We all know that fish stocks are declining, but we are told that we should eat two portions of fish per week, and most of us indulge in the (hopefully) occasional fish and chip supper – so are our food habits compatible with living an ethical lifestyle? In the second post trying to unravel the tangle that is the topic of sustainable fish I examine whether cod and haddock are OK to eat with a clear conscience.
Let’s deal with the easy bit first – unless you know where you local chippy is sourcing its fish from then, I am afraid, that the answer is a definite no. I believe that there are fish and chip shops that do advertise the origin of their fish – but none of these are in Daventry. If you can’t live without your take away, then I would suggest that haddock is a better choice than cod, but your conscience will still find you.
And so to the sustainability of cod and haddock. Stocks of both have been overfished and in many areas continue to be so. According to Greenpeace, most cod fisheries in the Northeast Atlantic are in poor condition, except for Iceland and the Barents Sea where there is better management. All stocks are however, ‘overfished or at risk of being unsustainably harvested’. Haddock has had a similar history, but there is a little more hope. Northwest Atlantic stocks were overfished in US waters until the middle of the 1990s, but since then there has been some recovery. Scientists now believe that some North Sea stocks can be fished sustainably, whilst West of Ireland and Icelandic fisheries need better management. They are also recommending the closure of the fisheries of the West of Scotland. A further complication arises from the fact that cod are also caught when fishing for haddock.
So, it would seem that maybe you can eat an occasional piece of cod or haddock with a clear conscience, but, as ever, it comes with a caveat. It also matters how your fish is caught. In common with lots of fish that live near the sea bed, a lot of cod and haddock is caught by bottom trawling. Not only does trawling result in a large bycatch (typically 30% of the catch by weight is thrown back dead or dying – these are mammals, juvenile fish, turtles and sharks) but it also damages the sea bed. Instead Greenpeace are recommending buying only line-caught fish – this is a more selective fishing method without the associated bycatch and the degradation of the seabed.
According to Greenpeace Atlantic cod and haddock should both be avoided unless the cod is from Waitrose or Marks and Spencer or is line caught or the haddock is Icelandic line caught. But wait a minute, didn’t the scientists say that the Icelandic haddock fisheries need better management – they certainly did, and that all stocks are at risk from overfishing? Does this help – I am not sure. What makes Waitrose and M&S fish so special? A look at Waitrose’s website and my local branch’s fish counter shows that the haddock and cod is indeed Icelandic and line caught, and this includes their prepacked breaded range. M&S’s website leaves me with more questions than answers though. Although M&S now source their cod and haddock from Iceland, their website states that the fish is air-freighted in – how is that sustainable? Their cod is line caught, but, apparently the haddock is trawled or line-caught, and smaller haddock are caught from the west coast of Scotland. This seems to go against the Greenpeace guidelines – maybe they just need to update their website? I hope so – as it makes me start to question the validity of Greenpeace’s advice.

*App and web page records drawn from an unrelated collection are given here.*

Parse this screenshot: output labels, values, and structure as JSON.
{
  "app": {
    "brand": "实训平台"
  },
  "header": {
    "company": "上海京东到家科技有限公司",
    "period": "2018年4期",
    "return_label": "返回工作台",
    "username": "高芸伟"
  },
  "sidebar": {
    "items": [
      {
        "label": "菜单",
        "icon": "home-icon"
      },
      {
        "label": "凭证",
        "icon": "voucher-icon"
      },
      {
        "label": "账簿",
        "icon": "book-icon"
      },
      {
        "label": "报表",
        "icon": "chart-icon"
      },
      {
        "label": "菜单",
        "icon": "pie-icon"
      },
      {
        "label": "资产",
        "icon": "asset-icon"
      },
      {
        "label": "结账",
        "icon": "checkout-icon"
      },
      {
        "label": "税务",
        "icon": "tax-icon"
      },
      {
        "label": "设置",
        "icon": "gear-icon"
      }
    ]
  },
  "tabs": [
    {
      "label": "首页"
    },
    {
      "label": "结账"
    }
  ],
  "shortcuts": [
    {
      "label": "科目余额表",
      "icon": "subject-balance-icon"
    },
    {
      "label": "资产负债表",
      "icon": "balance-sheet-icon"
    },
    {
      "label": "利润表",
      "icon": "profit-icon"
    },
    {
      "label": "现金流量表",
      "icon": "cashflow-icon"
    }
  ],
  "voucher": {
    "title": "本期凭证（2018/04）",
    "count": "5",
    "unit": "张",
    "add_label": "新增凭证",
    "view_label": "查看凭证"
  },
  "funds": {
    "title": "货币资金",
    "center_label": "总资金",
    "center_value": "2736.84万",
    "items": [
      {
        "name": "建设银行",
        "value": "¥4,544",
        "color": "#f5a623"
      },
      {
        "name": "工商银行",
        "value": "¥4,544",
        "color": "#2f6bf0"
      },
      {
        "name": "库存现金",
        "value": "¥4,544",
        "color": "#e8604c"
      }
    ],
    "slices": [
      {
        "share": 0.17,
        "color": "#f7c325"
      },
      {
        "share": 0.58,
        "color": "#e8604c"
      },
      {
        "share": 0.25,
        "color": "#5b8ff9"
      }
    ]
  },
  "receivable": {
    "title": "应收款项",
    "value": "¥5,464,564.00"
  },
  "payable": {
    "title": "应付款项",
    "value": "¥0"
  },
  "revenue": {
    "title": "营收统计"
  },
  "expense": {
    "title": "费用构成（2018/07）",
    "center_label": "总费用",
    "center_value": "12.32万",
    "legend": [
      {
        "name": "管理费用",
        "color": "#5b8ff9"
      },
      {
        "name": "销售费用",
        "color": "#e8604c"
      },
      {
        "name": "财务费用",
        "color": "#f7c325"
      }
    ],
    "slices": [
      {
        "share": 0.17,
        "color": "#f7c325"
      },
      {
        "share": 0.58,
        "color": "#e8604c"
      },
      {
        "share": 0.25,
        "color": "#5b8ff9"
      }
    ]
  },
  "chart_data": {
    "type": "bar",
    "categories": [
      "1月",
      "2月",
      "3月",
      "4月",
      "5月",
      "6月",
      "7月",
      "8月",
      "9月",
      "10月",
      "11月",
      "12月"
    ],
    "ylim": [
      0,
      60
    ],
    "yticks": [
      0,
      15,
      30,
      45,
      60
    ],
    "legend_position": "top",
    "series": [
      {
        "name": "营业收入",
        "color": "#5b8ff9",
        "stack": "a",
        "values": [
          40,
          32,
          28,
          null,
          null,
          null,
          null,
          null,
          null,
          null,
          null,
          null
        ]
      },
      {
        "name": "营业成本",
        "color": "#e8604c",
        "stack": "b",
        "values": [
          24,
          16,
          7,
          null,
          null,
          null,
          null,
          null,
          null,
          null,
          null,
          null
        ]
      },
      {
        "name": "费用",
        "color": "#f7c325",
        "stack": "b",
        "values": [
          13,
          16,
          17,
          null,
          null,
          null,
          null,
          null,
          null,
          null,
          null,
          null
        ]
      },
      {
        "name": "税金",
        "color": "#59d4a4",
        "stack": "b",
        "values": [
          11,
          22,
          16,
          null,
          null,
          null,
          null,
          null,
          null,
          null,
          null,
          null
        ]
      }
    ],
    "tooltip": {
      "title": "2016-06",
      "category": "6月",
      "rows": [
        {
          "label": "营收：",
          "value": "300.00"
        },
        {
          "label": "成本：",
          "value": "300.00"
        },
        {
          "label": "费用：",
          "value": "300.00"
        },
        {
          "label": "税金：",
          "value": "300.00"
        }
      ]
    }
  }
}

My take on cod and haddock? Both are under pressure, fishing methods need to be changed to reduce the amount taken from the sea, and, we have to pay a little more, eat and waste a lot less and hopefully fish stocks may recover. Will I eat cod and haddock again? Probably, in the future, eventually, but I don’t need to eat fish more than every other month and I will insist on it being line caught. In the meantime I will stick to my pole and line caught, Waitrose own brand, tinned tuna.